> [Data to use]
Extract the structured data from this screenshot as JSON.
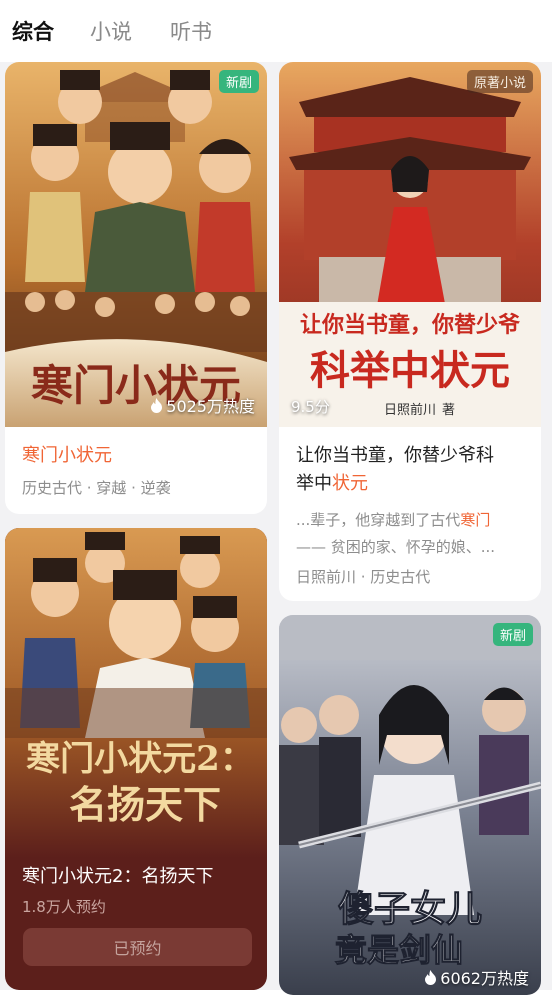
{
  "tabs": [
    {
      "label": "综合",
      "active": true
    },
    {
      "label": "小说",
      "active": false
    },
    {
      "label": "听书",
      "active": false
    }
  ],
  "cards": [
    {
      "badge": "新剧",
      "cover_title": "寒门小状元",
      "heat": "5025万热度",
      "title": "寒门小状元",
      "tags": "历史古代 · 穿越 · 逆袭"
    },
    {
      "badge": "原著小说",
      "cover_title": "让你当书童，你替少爷",
      "cover_title_2": "科举中状元",
      "cover_author": "日照前川",
      "cover_author_suffix": "著",
      "score": "9.5分",
      "title_line1": "让你当书童，你替少爷科",
      "title_line2_plain": "举中",
      "title_line2_hl": "状元",
      "snippet_line1_plain": "...辈子，他穿越到了古代",
      "snippet_line1_hl": "寒门",
      "snippet_line2": "—— 贫困的家、怀孕的娘、...",
      "tags": "日照前川 · 历史古代"
    },
    {
      "cover_title": "寒门小状元2：",
      "cover_subtitle": "名扬天下",
      "title": "寒门小状元2：名扬天下",
      "reservations": "1.8万人预约",
      "button": "已预约"
    },
    {
      "badge": "新剧",
      "cover_title": "傻子女儿",
      "cover_subtitle": "竟是剑仙",
      "heat": "6062万热度"
    }
  ],
  "colors": {
    "accent": "#f06535",
    "badge_green": "#36b57d",
    "dark_card": "#5c1f1b"
  }
}
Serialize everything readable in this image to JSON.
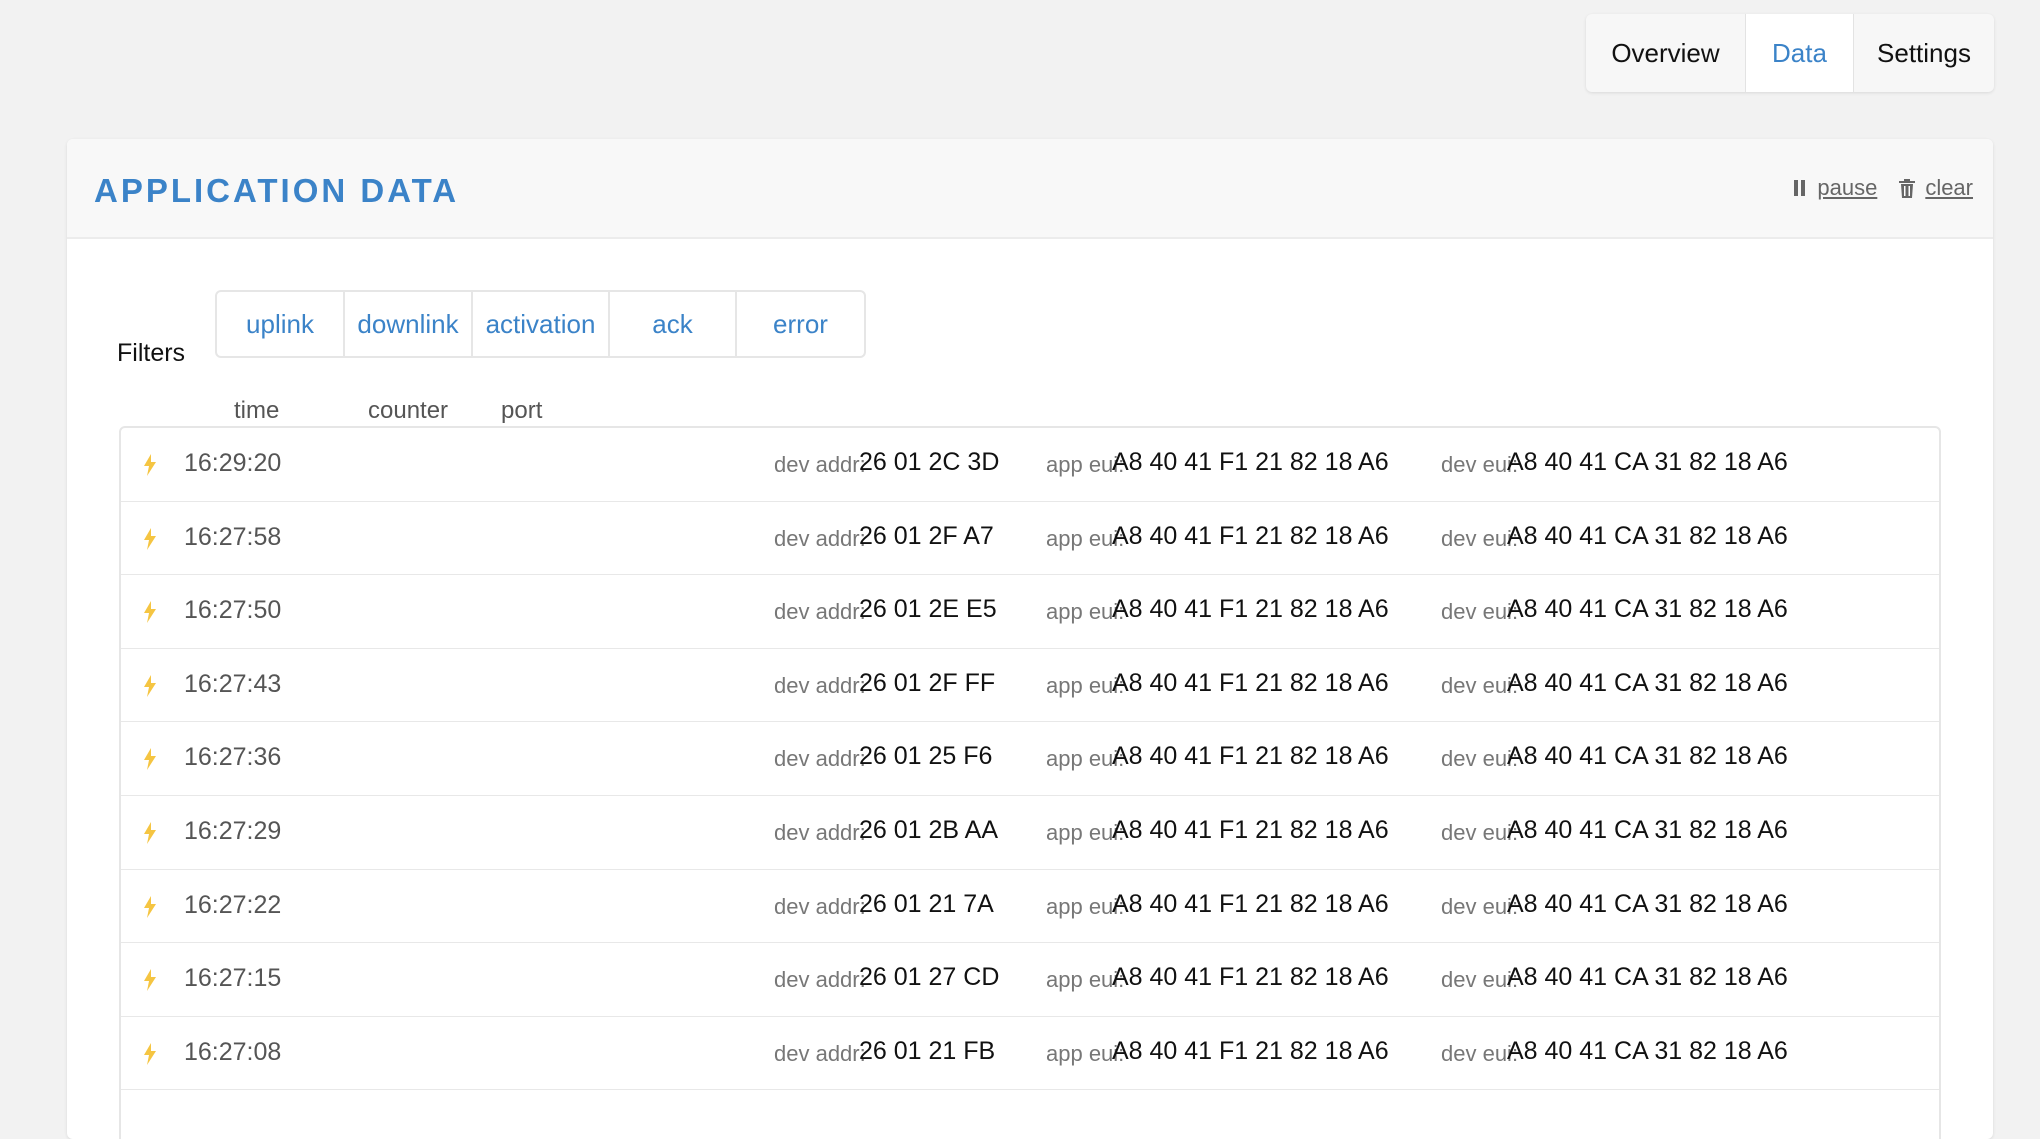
{
  "top_tabs": [
    {
      "label": "Overview",
      "active": false
    },
    {
      "label": "Data",
      "active": true
    },
    {
      "label": "Settings",
      "active": false
    }
  ],
  "panel": {
    "title": "APPLICATION DATA",
    "pause_label": "pause",
    "clear_label": "clear"
  },
  "filters": {
    "label": "Filters",
    "buttons": [
      "uplink",
      "downlink",
      "activation",
      "ack",
      "error"
    ]
  },
  "columns": {
    "time": "time",
    "counter": "counter",
    "port": "port"
  },
  "row_labels": {
    "dev_addr": "dev addr:",
    "app_eui": "app eui:",
    "dev_eui": "dev eui:"
  },
  "rows": [
    {
      "time": "16:29:20",
      "dev_addr": "26 01 2C 3D",
      "app_eui": "A8 40 41 F1 21 82 18 A6",
      "dev_eui": "A8 40 41 CA 31 82 18 A6"
    },
    {
      "time": "16:27:58",
      "dev_addr": "26 01 2F A7",
      "app_eui": "A8 40 41 F1 21 82 18 A6",
      "dev_eui": "A8 40 41 CA 31 82 18 A6"
    },
    {
      "time": "16:27:50",
      "dev_addr": "26 01 2E E5",
      "app_eui": "A8 40 41 F1 21 82 18 A6",
      "dev_eui": "A8 40 41 CA 31 82 18 A6"
    },
    {
      "time": "16:27:43",
      "dev_addr": "26 01 2F FF",
      "app_eui": "A8 40 41 F1 21 82 18 A6",
      "dev_eui": "A8 40 41 CA 31 82 18 A6"
    },
    {
      "time": "16:27:36",
      "dev_addr": "26 01 25 F6",
      "app_eui": "A8 40 41 F1 21 82 18 A6",
      "dev_eui": "A8 40 41 CA 31 82 18 A6"
    },
    {
      "time": "16:27:29",
      "dev_addr": "26 01 2B AA",
      "app_eui": "A8 40 41 F1 21 82 18 A6",
      "dev_eui": "A8 40 41 CA 31 82 18 A6"
    },
    {
      "time": "16:27:22",
      "dev_addr": "26 01 21 7A",
      "app_eui": "A8 40 41 F1 21 82 18 A6",
      "dev_eui": "A8 40 41 CA 31 82 18 A6"
    },
    {
      "time": "16:27:15",
      "dev_addr": "26 01 27 CD",
      "app_eui": "A8 40 41 F1 21 82 18 A6",
      "dev_eui": "A8 40 41 CA 31 82 18 A6"
    },
    {
      "time": "16:27:08",
      "dev_addr": "26 01 21 FB",
      "app_eui": "A8 40 41 F1 21 82 18 A6",
      "dev_eui": "A8 40 41 CA 31 82 18 A6"
    },
    {
      "time": "",
      "dev_addr": "",
      "app_eui": "",
      "dev_eui": ""
    }
  ],
  "colors": {
    "accent": "#3b83c8",
    "bolt": "#f5c542"
  },
  "icons": {
    "row_type": "lightning-bolt-icon",
    "pause": "pause-icon",
    "clear": "trash-icon"
  }
}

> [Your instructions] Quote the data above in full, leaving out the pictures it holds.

> [Exercise response]
Extract the structured data from this screenshot as JSON.
{
  "tabs": [
    {
      "label": "综合",
      "active": true
    },
    {
      "label": "小说",
      "active": false
    },
    {
      "label": "听书",
      "active": false
    }
  ],
  "cards": [
    {
      "badge": "新剧",
      "cover_title": "寒门小状元",
      "heat": "5025万热度",
      "title": "寒门小状元",
      "tags": "历史古代 · 穿越 · 逆袭"
    },
    {
      "badge": "原著小说",
      "cover_title": "让你当书童，你替少爷",
      "cover_title_2": "科举中状元",
      "cover_author": "日照前川",
      "cover_author_suffix": "著",
      "score": "9.5分",
      "title_line1": "让你当书童，你替少爷科",
      "title_line2_plain": "举中",
      "title_line2_hl": "状元",
      "snippet_line1_plain": "...辈子，他穿越到了古代",
      "snippet_line1_hl": "寒门",
      "snippet_line2": "—— 贫困的家、怀孕的娘、...",
      "tags": "日照前川 · 历史古代"
    },
    {
      "cover_title": "寒门小状元2：",
      "cover_subtitle": "名扬天下",
      "title": "寒门小状元2：名扬天下",
      "reservations": "1.8万人预约",
      "button": "已预约"
    },
    {
      "badge": "新剧",
      "cover_title": "傻子女儿",
      "cover_subtitle": "竟是剑仙",
      "heat": "6062万热度"
    }
  ],
  "colors": {
    "accent": "#f06535",
    "badge_green": "#36b57d",
    "dark_card": "#5c1f1b"
  }
}
Serialize everything readable in this image to JSON.
{
  "top_tabs": [
    {
      "label": "Overview",
      "active": false
    },
    {
      "label": "Data",
      "active": true
    },
    {
      "label": "Settings",
      "active": false
    }
  ],
  "panel": {
    "title": "APPLICATION DATA",
    "pause_label": "pause",
    "clear_label": "clear"
  },
  "filters": {
    "label": "Filters",
    "buttons": [
      "uplink",
      "downlink",
      "activation",
      "ack",
      "error"
    ]
  },
  "columns": {
    "time": "time",
    "counter": "counter",
    "port": "port"
  },
  "row_labels": {
    "dev_addr": "dev addr:",
    "app_eui": "app eui:",
    "dev_eui": "dev eui:"
  },
  "rows": [
    {
      "time": "16:29:20",
      "dev_addr": "26 01 2C 3D",
      "app_eui": "A8 40 41 F1 21 82 18 A6",
      "dev_eui": "A8 40 41 CA 31 82 18 A6"
    },
    {
      "time": "16:27:58",
      "dev_addr": "26 01 2F A7",
      "app_eui": "A8 40 41 F1 21 82 18 A6",
      "dev_eui": "A8 40 41 CA 31 82 18 A6"
    },
    {
      "time": "16:27:50",
      "dev_addr": "26 01 2E E5",
      "app_eui": "A8 40 41 F1 21 82 18 A6",
      "dev_eui": "A8 40 41 CA 31 82 18 A6"
    },
    {
      "time": "16:27:43",
      "dev_addr": "26 01 2F FF",
      "app_eui": "A8 40 41 F1 21 82 18 A6",
      "dev_eui": "A8 40 41 CA 31 82 18 A6"
    },
    {
      "time": "16:27:36",
      "dev_addr": "26 01 25 F6",
      "app_eui": "A8 40 41 F1 21 82 18 A6",
      "dev_eui": "A8 40 41 CA 31 82 18 A6"
    },
    {
      "time": "16:27:29",
      "dev_addr": "26 01 2B AA",
      "app_eui": "A8 40 41 F1 21 82 18 A6",
      "dev_eui": "A8 40 41 CA 31 82 18 A6"
    },
    {
      "time": "16:27:22",
      "dev_addr": "26 01 21 7A",
      "app_eui": "A8 40 41 F1 21 82 18 A6",
      "dev_eui": "A8 40 41 CA 31 82 18 A6"
    },
    {
      "time": "16:27:15",
      "dev_addr": "26 01 27 CD",
      "app_eui": "A8 40 41 F1 21 82 18 A6",
      "dev_eui": "A8 40 41 CA 31 82 18 A6"
    },
    {
      "time": "16:27:08",
      "dev_addr": "26 01 21 FB",
      "app_eui": "A8 40 41 F1 21 82 18 A6",
      "dev_eui": "A8 40 41 CA 31 82 18 A6"
    },
    {
      "time": "",
      "dev_addr": "",
      "app_eui": "",
      "dev_eui": ""
    }
  ],
  "colors": {
    "accent": "#3b83c8",
    "bolt": "#f5c542"
  },
  "icons": {
    "row_type": "lightning-bolt-icon",
    "pause": "pause-icon",
    "clear": "trash-icon"
  }
}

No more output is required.